Alex's persona highlights the challenges and preferences of a professional who navigates a demanding and dynamic work environment. Frequent travel and a busy schedule necessitate learning solutions that are not only flexible but also easily accessible on various devices. He is motivated by his desire to upskill and improve professionally while maintaining a balance between work, study, and personal life.

The Rotational model embraces a holistic and interactive approach. By combining multimedia eLearning, live and asynchronous elements, online tasks, and toolkits, learners are empowered to engage with the material in various ways, creating a well-rounded and effective learning experience.

Delivering English for Academic Purposes (EAP) through a Rotational model is a strategic and dynamic approach to enhance the learning experience.

Mode of Delivery

Moreover, the study conducted by Grabe & Zhang (2013) reported that L2 students had weaker writing and reading skills in English, lack of knowledge about L2 text organization and less cultural and background awareness of the target language.For Alex's persona who want to become confident in academic writing and research skills in English, I chose to use a task-based approach when designing the series of lessons. This approach will help learners engage with meaningful authentic material to stimulate real-world academic contexts as they aim to meet the requirements of academic job project. The tasks are designed to increase in complexity and to scaffold students' learning, being seen as “building blocks” in learning academic writing style (Richards & Rodgers, 2010).

English for Academic Purposes is linked to the English for Specific Purposes movement which dates to the 1960s (Wingate & Tribble, 2012), and the ability to write in an academic style is essential to maintain the standards of academic writing required by higher education (Pineteh, 2013). Learning academic writing could be very challenging for L2 (second language) students since they face the influence of their native language, and they need to acquire the linguistic and cultural competence for effective communication in an academic context.

Modular Framework

Commentary

Timeline

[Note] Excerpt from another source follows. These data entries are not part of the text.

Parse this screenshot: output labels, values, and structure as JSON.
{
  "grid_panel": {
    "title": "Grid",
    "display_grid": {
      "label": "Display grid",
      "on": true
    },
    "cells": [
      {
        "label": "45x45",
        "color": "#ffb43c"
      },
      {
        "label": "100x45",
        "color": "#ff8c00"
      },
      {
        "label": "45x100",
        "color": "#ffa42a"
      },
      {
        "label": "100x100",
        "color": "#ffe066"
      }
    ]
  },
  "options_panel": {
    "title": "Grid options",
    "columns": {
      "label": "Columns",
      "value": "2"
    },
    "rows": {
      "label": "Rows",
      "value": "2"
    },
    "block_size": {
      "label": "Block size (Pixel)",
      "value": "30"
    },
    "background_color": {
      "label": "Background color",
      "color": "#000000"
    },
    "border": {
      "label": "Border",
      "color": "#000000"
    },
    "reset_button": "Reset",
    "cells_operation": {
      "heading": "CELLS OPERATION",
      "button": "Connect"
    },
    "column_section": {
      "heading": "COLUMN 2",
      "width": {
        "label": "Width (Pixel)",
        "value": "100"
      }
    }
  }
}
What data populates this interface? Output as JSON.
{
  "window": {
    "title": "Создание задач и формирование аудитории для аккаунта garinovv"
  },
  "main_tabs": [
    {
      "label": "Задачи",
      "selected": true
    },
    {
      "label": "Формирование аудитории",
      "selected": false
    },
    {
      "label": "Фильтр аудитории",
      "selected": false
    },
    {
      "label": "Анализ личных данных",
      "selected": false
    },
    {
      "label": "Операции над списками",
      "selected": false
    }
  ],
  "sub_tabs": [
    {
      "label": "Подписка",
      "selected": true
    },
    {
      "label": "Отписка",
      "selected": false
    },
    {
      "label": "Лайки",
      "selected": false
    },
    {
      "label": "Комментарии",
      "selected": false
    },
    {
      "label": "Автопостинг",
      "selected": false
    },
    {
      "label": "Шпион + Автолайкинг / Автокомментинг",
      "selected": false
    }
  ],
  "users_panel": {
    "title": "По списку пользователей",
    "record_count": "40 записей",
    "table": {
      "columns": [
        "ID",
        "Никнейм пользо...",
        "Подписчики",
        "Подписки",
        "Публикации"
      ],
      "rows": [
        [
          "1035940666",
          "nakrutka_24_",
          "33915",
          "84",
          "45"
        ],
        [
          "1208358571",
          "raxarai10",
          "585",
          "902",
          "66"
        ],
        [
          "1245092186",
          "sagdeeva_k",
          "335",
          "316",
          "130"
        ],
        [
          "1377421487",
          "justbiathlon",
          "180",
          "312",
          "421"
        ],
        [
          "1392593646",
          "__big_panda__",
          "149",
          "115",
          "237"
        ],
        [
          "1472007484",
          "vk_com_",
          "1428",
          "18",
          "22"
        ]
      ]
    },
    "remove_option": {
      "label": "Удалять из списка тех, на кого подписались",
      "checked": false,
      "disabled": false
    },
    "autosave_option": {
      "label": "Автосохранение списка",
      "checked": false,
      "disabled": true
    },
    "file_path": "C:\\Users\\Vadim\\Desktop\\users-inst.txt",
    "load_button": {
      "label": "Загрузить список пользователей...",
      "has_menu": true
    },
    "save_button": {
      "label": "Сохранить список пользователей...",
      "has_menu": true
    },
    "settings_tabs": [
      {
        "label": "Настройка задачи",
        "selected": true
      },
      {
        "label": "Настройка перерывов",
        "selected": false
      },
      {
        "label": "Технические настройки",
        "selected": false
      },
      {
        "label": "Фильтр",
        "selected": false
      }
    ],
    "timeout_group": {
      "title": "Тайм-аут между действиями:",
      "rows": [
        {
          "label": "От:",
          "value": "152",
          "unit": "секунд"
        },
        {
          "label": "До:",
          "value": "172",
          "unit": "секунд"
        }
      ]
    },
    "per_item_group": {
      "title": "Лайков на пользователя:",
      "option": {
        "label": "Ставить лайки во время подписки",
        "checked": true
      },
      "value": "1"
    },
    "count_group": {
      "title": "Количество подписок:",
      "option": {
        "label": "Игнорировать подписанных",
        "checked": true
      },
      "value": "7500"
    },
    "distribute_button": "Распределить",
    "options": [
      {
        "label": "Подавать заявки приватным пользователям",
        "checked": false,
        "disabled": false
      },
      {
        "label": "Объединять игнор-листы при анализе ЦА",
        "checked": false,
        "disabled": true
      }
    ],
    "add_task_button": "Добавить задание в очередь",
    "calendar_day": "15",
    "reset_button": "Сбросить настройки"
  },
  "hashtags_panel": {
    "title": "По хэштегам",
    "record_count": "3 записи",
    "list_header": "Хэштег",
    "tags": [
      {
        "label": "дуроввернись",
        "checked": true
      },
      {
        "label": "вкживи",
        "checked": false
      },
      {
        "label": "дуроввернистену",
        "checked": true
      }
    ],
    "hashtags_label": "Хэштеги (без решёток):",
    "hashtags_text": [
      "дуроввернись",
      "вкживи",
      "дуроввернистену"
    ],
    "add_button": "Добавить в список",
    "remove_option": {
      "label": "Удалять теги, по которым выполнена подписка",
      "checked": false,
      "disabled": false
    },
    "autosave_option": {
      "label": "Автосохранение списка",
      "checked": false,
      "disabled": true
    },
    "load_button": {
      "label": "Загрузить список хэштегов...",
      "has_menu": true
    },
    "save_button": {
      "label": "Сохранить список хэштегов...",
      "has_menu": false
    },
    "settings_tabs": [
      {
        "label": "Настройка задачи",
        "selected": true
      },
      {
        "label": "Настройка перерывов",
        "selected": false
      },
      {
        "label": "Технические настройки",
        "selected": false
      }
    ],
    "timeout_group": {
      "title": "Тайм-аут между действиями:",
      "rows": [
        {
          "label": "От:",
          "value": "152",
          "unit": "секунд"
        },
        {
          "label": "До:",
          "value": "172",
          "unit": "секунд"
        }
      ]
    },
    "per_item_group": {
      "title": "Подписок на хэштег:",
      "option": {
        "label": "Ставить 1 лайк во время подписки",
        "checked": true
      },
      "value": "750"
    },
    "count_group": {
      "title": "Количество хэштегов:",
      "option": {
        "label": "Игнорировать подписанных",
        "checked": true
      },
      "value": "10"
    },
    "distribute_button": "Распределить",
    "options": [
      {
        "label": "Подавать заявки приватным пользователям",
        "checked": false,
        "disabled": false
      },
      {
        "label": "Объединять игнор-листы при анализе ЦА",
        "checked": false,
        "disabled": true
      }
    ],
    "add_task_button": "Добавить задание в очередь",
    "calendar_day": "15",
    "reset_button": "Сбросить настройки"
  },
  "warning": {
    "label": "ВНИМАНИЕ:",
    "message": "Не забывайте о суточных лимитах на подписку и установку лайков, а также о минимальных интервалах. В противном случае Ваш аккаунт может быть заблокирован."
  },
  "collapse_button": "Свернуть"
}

  • The main content will take about 30-40 minutes to be completed and the learners should finish it before the live seminars.
  • The learners will actively participate in live seminars once every two weeks.
  • The purpose is to engage in small academic discussions with tutors and peers. They will have the option to choose between morning, afternoon, or evening sessions.
  • The online tasks and toolkits can be completed on a self-paced basis.

When designing training, it is essential to analyse the target audience and the learner data to include the essence of the individuals behind statistics such as gender and age. Therefore, an archetypal representation of the user groups is encapsulated in the learner persona and the objective is to build profiles that include the needs, objectives, technical competence, accessibility requirements and personal characteristics of the students (Cooper, 1999; Rogers et al., 2011; Saffer, 2009, as cited in Lilley et al., 2015).

The "Who" of digital learning

Commentary

According to Ambrose et al. (2010) students are not seen as passive recipients but as individuals who bring with them their own world view and experience that shape and influence learning. Consequently, “consideration of the learners’ prior knowledge, abilities, points of view, and perceived needs are an important part of a learner analysis process” (Brown & Green, 2015, p.73).

Alex's persona highlights the challenges and preferences of a professional who navigates a demanding and dynamic work environment. Frequent travel and a busy schedule necessitate learning solutions that are not only flexible but also easily accessible on various devices. He is motivated by his desire to upskill and improve professionally while maintaining a balance between work, study, and personal life.

  • Ineffective Communication
  • Limited Research and Analytical Skills
  • Difficulty in Producing Quality Reports
  • Inefficient Presentation Skills

Learning Gap